Could sustainable farming practices help offset emissions elsewhere? Could these credits be sold through a marketplace? How could that trading system be built with confidence and integrity? While these questions are now being asked, the answers still remain unclear.

The creation of a system of soil carbon credits would bring a new revenue stream for farmers who worked to adopt tillage practices that improve soil health and would bring the UK closer to our net zero goals. But soil carbon credits are not the only conversation where these questions are pertinent.

Biodiversity Net Gain (BNG), Catchment Sensitive Farming programs, and even SFI, will rely on measuring the impact of soil management practices to demonstrate the environmental benefits.

Being able to accurately measure soil carbon in a consistent way (and the other associated environmental metrics) will therefore be a critical next step. Already a number of organizations are already piloting programmes to use technology to help farmers to collect and store the relevant data through drones, sensors and proxy metrics.

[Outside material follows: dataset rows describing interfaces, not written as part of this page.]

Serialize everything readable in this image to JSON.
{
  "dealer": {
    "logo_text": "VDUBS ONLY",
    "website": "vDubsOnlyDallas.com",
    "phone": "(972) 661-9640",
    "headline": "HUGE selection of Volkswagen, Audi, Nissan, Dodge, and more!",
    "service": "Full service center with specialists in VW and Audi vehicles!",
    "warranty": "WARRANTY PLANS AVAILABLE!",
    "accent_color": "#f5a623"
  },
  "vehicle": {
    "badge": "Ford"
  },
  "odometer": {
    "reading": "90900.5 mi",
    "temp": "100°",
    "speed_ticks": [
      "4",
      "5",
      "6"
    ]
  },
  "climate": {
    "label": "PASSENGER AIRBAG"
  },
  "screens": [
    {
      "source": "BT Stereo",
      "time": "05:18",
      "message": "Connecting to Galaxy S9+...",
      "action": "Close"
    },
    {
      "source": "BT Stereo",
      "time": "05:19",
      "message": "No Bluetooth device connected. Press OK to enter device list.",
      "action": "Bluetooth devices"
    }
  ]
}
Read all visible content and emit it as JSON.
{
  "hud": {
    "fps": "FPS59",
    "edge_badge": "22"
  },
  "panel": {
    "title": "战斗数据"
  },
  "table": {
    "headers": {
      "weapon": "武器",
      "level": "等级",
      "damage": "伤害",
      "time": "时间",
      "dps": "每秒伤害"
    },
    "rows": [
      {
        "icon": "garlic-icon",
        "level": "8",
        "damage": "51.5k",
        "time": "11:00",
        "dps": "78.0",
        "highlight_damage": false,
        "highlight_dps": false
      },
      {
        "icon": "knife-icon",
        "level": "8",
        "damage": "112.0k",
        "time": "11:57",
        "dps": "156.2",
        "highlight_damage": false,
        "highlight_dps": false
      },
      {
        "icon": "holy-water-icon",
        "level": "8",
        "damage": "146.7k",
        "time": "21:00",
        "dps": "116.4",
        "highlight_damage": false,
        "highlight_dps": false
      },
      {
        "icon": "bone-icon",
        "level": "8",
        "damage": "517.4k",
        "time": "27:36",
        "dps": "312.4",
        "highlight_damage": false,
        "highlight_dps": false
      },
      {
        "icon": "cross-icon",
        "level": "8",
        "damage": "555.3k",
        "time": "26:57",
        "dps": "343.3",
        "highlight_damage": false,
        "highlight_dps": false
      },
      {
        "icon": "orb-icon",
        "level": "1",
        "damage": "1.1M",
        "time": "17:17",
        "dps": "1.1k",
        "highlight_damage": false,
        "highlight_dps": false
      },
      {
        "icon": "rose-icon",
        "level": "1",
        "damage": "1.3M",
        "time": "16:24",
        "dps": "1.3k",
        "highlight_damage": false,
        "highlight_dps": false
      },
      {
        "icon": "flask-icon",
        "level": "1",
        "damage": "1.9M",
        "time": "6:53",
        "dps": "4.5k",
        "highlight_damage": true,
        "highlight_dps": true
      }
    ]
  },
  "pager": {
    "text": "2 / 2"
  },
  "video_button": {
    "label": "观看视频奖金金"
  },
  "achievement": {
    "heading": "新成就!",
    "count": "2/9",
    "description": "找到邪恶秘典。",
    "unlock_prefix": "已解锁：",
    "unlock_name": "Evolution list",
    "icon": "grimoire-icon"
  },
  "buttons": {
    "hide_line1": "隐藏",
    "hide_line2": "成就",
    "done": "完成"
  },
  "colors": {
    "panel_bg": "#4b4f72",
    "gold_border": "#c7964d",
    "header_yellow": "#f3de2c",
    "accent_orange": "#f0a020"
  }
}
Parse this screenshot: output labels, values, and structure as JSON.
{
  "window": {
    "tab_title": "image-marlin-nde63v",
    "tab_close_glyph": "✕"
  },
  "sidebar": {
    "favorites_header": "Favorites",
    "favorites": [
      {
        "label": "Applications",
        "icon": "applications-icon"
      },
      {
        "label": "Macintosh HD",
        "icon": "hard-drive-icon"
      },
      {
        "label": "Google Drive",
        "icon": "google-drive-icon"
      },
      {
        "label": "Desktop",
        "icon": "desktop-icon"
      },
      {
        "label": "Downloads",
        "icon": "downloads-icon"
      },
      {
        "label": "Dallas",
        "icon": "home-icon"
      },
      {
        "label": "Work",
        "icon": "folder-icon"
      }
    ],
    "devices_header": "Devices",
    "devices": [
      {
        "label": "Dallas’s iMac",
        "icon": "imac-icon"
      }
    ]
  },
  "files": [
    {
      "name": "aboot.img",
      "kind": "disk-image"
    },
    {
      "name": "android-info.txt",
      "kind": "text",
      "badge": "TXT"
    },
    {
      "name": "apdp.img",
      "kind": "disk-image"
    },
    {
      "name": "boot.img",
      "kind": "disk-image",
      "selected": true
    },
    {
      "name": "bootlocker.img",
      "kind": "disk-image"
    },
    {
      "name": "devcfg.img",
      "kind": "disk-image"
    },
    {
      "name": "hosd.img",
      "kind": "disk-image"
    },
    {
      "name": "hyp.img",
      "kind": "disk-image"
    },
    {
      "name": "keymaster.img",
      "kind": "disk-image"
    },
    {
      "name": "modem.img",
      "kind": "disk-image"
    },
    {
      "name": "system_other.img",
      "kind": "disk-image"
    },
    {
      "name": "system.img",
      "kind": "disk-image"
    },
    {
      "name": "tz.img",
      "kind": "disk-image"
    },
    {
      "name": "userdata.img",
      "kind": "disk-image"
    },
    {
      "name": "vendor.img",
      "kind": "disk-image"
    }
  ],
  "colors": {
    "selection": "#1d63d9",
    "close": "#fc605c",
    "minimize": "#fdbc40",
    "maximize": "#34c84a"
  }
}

The goal is to enable data collection in an easy and straightforward way, minimizing the hassle to the farmer. One example is the Global Farm Metric that, in partnership with major UK retailers, has created a simple system with consistency that would gather the relevant data across multiple categories, with one being soil health.

However, this data will need to be verified. Retailers and consumers need to be able to trust the integrity of the data and ensure that it remains unimpeachable throughout the supply chain. This is particularly true when it comes to any future soil carbon marketplace which will require a high level of integrity.

aerial shot of field

© Photo by Dylan de Jonge on Unsplash

This is where SCI comes in.

Supply Chain In-Sites (SCI) aims to become a 3rd party validator in the UK food and farming sector for all carbon claims, whether for SFI, soil carbon credits or BNG.

Their goal is to become an industry leader for validated soil carbon data, with the goal of developing a platform that will enable real-time reporting. SCI’s process is underpinned by blockchain, ensuring that the data remains trustworthy and incorruptible at every step along the supply chain, while maintaining privacy over the reported data.

This means that the farmer can rest easy, knowing that their data is in good hands and that the data won’t be accessible to others unless they chose to share it. Secondly, it will give retailers confidence in the data, allowing them better insight into their own supply chain and its impacts.

Ultimately, this data could be communicated directly to the consumer at the point of purchase, allowing them a full and truthful picture of how their food was produced.

However, their aspiration is bigger. SCI ultimately aims to build a best-in-class carbon assessor team in the UK’s agriculture sector. They want to work with farmers (agroecological and conventional) to support them to deliver increasing on-farm carbon storage.

The goal is to build a team that can guide farmers through the soil carbon credit process and help them adopt more sustainable practices where appropriate to maximise their sequestration potential, and, by extension and where practical, potential carbon revenue.

These advisory services on regenerative farming techniques and other carbon- and nature-friendly practices will be delivered via a separate business to ensure the integrity of the verification activity.

The challenge of creating a more sustainable farming sector is significant. It will require huge shifts to achieve net zero by 2040, as promised by the NFU.

SCI wants to work with farmers to make that journey as easy as possible by eliminating hurdles and allowing the seamless flow of on-farm data. SCI believes that farmers are the best stewards of their land and wants to arm them with the right tools to achieve those goals.

Honor Eldridge sits on the Advisory Council of SCI, chaired by Professor Chris Elliott, OBE